Connecticut courts have never had to decide whether a member of the public, who is testifying at a legislative hearing, can defame another person without consequences. But a judge may soon get a chance to clarify the issue.

Last month a Hartford Superior Court judge refused to throw out a defamation lawsuit filed by a South Windsor company against the Bushnell Center for the Performing Arts and its president, David Fay, for statements Fay made during a 2011 public hearing.

Judge Trial Referee Jerry Wagner said in a March 12 decision that he couldn’t decide the case because there was an issue as to when Fay had made defamatory statements against TicketNetwork. Was it during the General Law Committee’s public hearing or on the phone with a Journal Inquirer reporter?

Wagner’s decision to allow the case to move forward to trial boiled down to whether Fay’s statements to the Journal Inquirer — which published articles on the legislation and the public hearing — were from an interview with a reporter, or paraphrased from the transcript of the public hearing available on the legislature’s website.

“Addressing whether a privilege would protect statements made to a legislative body, the appellate courts of this state have stated that an absolute privilege protects statements made in legislative proceedings; but have never fully addressed whether or under what conditions that privilege attaches to the statements made by witnesses before legislative bodies,” Wagner wrote in his March 12 decision.

“In the only Connecticut case where the issue was before the court, the Appellate Court noted that the privilege protected state and federal legislators but did not address whether the privilege extended beyond these categories,” Wagner wrote.

Fay and the Bushnell made a motion for summary judgment in August, arguing that he had “absolute immunity for the statements made during the legislative proceedings before the committee.”

TicketNetwork alleged that Fay made comments that were not true in opposing 2011 legislation regarding the fair sale of tickets to entertainment events. TicketNetwork is seeking to hold Fay liable for those statements. Fay testified that TicketNetwork used software to buy tickets and put a “hold” on them to sell them at a profit. TicketNetwork is a ticket exchange and provides an online marketplace for ticket brokers and secondary sellers, but doesn’t actually handle tickets, according to court documents.

In testimony before the General Law Committee back in 2011, “Mr. Fay stated that TicketNetwork used computer systems with ‘thousands of virtual buyers’ to place tickets on ‘hold’ temporarily unavailable for purchase by the public, while deciding what tickets to purchase,” according to court documents. “However, when asked at his deposition whether he knew if TicketNetwork bought tickets or used computer systems to place tickets on hold, Mr. Fay testified that he lacked sufficient information to know if those statements were true or false.”

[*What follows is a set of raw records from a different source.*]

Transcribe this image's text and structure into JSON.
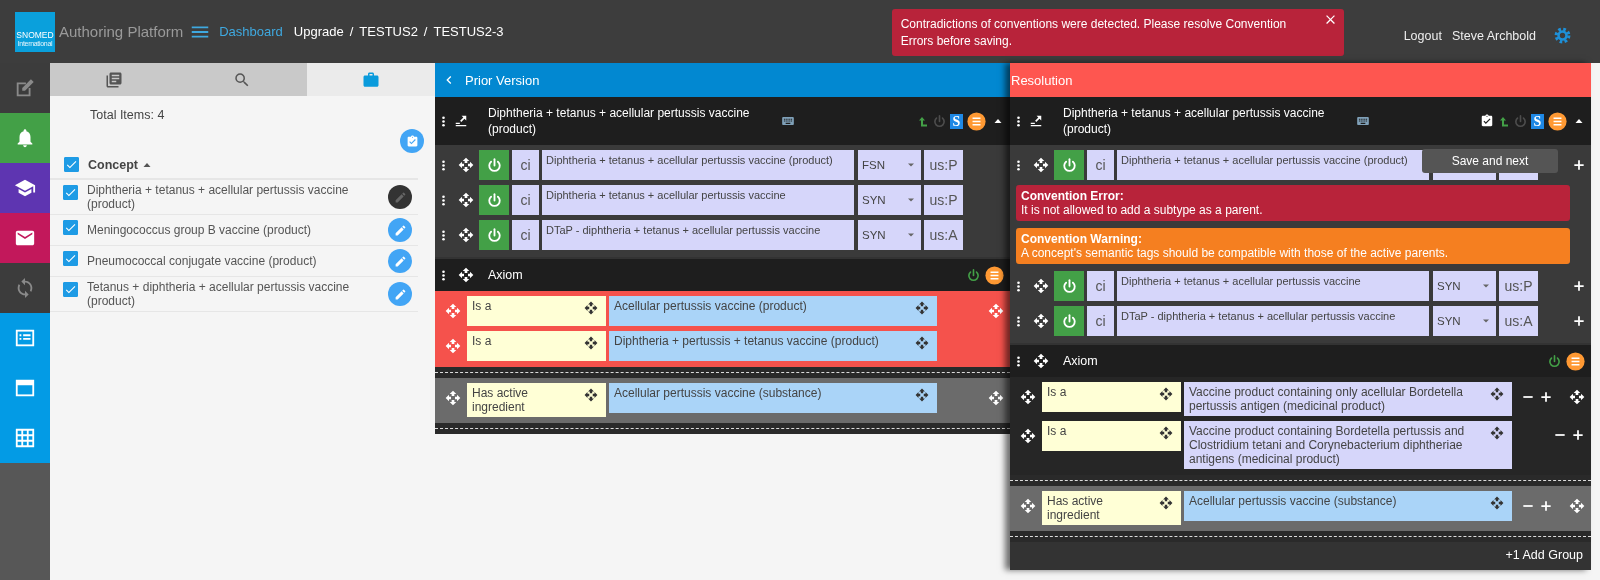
{
  "header": {
    "logo": {
      "wordmark": "SNOMED",
      "tagline": "International"
    },
    "brand": "Authoring Platform",
    "nav_link": "Dashboard",
    "breadcrumb": [
      "Upgrade",
      "TESTUS2",
      "TESTUS2-3"
    ],
    "separator": "/",
    "alert": {
      "message": "Contradictions of conventions were detected. Please resolve Convention Errors before saving."
    },
    "user_links": [
      "Logout",
      "Steve Archbold"
    ]
  },
  "rail": [
    {
      "color": "#3c3c3c",
      "disabled": true
    },
    {
      "color": "#43a047",
      "disabled": false
    },
    {
      "color": "#5e35b1",
      "disabled": false
    },
    {
      "color": "#c2185b",
      "disabled": false
    },
    {
      "color": "#3c3c3c",
      "disabled": true
    },
    {
      "color": "#039be5",
      "disabled": false
    },
    {
      "color": "#039be5",
      "disabled": false
    },
    {
      "color": "#039be5",
      "disabled": false
    }
  ],
  "list_panel": {
    "tabs": [
      {
        "selected": false
      },
      {
        "selected": false
      },
      {
        "selected": true
      }
    ],
    "total": "Total Items: 4",
    "header": {
      "label": "Concept",
      "checked": true
    },
    "items": [
      {
        "label": "Diphtheria + tetanus + acellular pertussis vaccine (product)",
        "checked": true,
        "selected": true
      },
      {
        "label": "Meningococcus group B vaccine (product)",
        "checked": true,
        "selected": false
      },
      {
        "label": "Pneumococcal conjugate vaccine (product)",
        "checked": true,
        "selected": false
      },
      {
        "label": "Tetanus + diphtheria + acellular pertussis vaccine (product)",
        "checked": true,
        "selected": false
      }
    ]
  },
  "prior_panel": {
    "title": "Prior Version",
    "back_button": true,
    "color": "#0288d1",
    "editable": false,
    "concept": {
      "title": "Diphtheria + tetanus + acellular pertussis vaccine (product)",
      "badge": "S",
      "save_button": false
    },
    "descriptions": [
      {
        "active": true,
        "case": "ci",
        "term": "Diphtheria + tetanus + acellular pertussis vaccine (product)",
        "type": "FSN",
        "acceptability": "us:P"
      },
      {
        "active": true,
        "case": "ci",
        "term": "Diphtheria + tetanus + acellular pertussis vaccine",
        "type": "SYN",
        "acceptability": "us:P"
      },
      {
        "active": true,
        "case": "ci",
        "term": "DTaP - diphtheria + tetanus + acellular pertussis vaccine",
        "type": "SYN",
        "acceptability": "us:A"
      }
    ],
    "axiom": {
      "label": "Axiom",
      "groups": [
        {
          "color": "#f5524c",
          "relationships": [
            {
              "type": "Is a",
              "target": "Acellular pertussis vaccine (product)",
              "color": "#aad4f8"
            },
            {
              "type": "Is a",
              "target": "Diphtheria + pertussis + tetanus vaccine (product)",
              "color": "#aad4f8"
            }
          ]
        },
        {
          "color": "#6b6b6b",
          "relationships": [
            {
              "type": "Has active ingredient",
              "target": "Acellular pertussis vaccine (substance)",
              "color": "#aad4f8"
            }
          ]
        }
      ]
    }
  },
  "resolution_panel": {
    "title": "Resolution",
    "back_button": false,
    "color": "#fe5650",
    "editable": true,
    "concept": {
      "title": "Diphtheria + tetanus + acellular pertussis vaccine (product)",
      "badge": "S",
      "save_button": true
    },
    "tooltip": "Save and next",
    "descriptions": [
      {
        "active": true,
        "case": "ci",
        "term": "Diphtheria + tetanus + acellular pertussis vaccine (product)",
        "messages": [
          {
            "kind": "error",
            "title": "Convention Error:",
            "text": "It is not allowed to add a subtype as a parent."
          },
          {
            "kind": "warning",
            "title": "Convention Warning:",
            "text": "A concept's semantic tags should be compatible with those of the active parents."
          }
        ]
      },
      {
        "active": true,
        "case": "ci",
        "term": "Diphtheria + tetanus + acellular pertussis vaccine",
        "type": "SYN",
        "acceptability": "us:P"
      },
      {
        "active": true,
        "case": "ci",
        "term": "DTaP - diphtheria + tetanus + acellular pertussis vaccine",
        "type": "SYN",
        "acceptability": "us:A"
      }
    ],
    "axiom": {
      "label": "Axiom",
      "groups": [
        {
          "color": "#262626",
          "relationships": [
            {
              "type": "Is a",
              "target": "Vaccine product containing only acellular Bordetella pertussis antigen (medicinal product)",
              "color": "#d6d6fa"
            },
            {
              "type": "Is a",
              "target": "Vaccine product containing Bordetella pertussis and Clostridium tetani and Corynebacterium diphtheriae antigens (medicinal product)",
              "color": "#d6d6fa"
            }
          ]
        },
        {
          "color": "#6b6b6b",
          "relationships": [
            {
              "type": "Has active ingredient",
              "target": "Acellular pertussis vaccine (substance)",
              "color": "#aad4f8"
            }
          ]
        }
      ]
    },
    "add_group": "+1 Add Group"
  }
}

Fay did not respond to repeated phone calls for comment over the past week.

Despite the details in the underlying complaint, TicketNetwork CEO Don Vaccaro said “this has become a mission to make sure folks will tell the truth at public hearings.”

But Sen. Paul Doyle, D-Wethersfield, isn’t sure that such a standard is good idea. Without commenting on the case at all, Doyle said there shouldn’t be any barriers for the public to come testify at public hearings.

“We don’t want to censor what people are saying,” Doyle said. “We want to hear all opinions.”

But Vaccaro said he thinks it would be better for democracy to guarantee that the public is telling the truth.

“I think in the long run the state will be better off if folks at public hearings have to tell the truth,” Vaccaro said. “Public hearings are not the same as years ago. Everything is instant and online. You can’t defend someone or a company without it going viral or harming their reputation.”

A trial is on track to begin sometime this summer. A pre-trial conference is scheduled for today.

The 2011 bill which would change how ticket companies operate was abandoned by the legislature’s General Law Committee after the lawsuit was filed.